The OSC says the time between the publication of its notice announcing the changes and the effective date in 2022 will be sufficient for dealer firms and representatives who make use of the DSC option to transition their practices and operational systems. “For some dealer firms, this may also require a reassessment of their internal compensation arrangements,” the OSC adds. “We believe this should also give investment fund managers enough time to revise their mutual funds’ simplified prospectuses and fund facts documents to reflect the discontinuation of the DSC option in Ontario.”
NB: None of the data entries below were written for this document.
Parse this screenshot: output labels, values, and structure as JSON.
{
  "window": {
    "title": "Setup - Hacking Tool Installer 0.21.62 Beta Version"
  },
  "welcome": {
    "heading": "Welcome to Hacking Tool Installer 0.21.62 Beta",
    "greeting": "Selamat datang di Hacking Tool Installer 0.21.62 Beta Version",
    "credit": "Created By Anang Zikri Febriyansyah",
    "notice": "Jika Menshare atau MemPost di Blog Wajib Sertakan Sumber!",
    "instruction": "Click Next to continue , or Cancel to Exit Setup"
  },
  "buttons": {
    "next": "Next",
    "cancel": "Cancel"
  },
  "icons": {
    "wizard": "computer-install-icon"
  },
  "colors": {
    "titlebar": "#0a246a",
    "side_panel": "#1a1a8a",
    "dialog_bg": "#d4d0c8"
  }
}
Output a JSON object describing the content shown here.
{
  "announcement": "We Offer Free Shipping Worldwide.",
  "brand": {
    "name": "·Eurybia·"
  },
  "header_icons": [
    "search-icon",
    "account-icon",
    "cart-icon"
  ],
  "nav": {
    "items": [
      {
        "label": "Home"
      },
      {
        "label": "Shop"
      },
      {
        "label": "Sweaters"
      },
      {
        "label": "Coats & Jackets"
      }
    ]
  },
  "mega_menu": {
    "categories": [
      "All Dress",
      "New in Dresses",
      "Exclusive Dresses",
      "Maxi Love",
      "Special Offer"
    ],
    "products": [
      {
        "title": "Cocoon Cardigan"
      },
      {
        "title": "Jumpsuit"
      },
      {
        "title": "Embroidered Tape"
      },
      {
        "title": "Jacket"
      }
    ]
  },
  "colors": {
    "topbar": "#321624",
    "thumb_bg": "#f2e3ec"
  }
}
In making its announcement, the OSC made two concessions: First, they say mutual funds purchased under the DSC option prior to the effective date will not need to be converted to another sales charge option. “The redemption schedules on those existing DSC holdings as of the effective date will be allowed to run their course until their scheduled expiry.”
Next, they note that there is an overlap of approximately 11 months between the date the DSC ban comes into effect and the effective date of client-focused reform rules. “There will also be a five month overlap period between the effective date of the DSC ban and the client-focused reforms’ enhanced suitability provisions, including the requirement to put the client’s interest first, which come into effect on December 31, 2021,” they write, adding that the Canadian Securities Administrators (CSA) has decided to grant relief form the enhanced client-focused rules when it comes to the sale of DSC products during the DSC transition period. “The OSC,” the notice states, “is supportive of similar blanket exemptive relief.”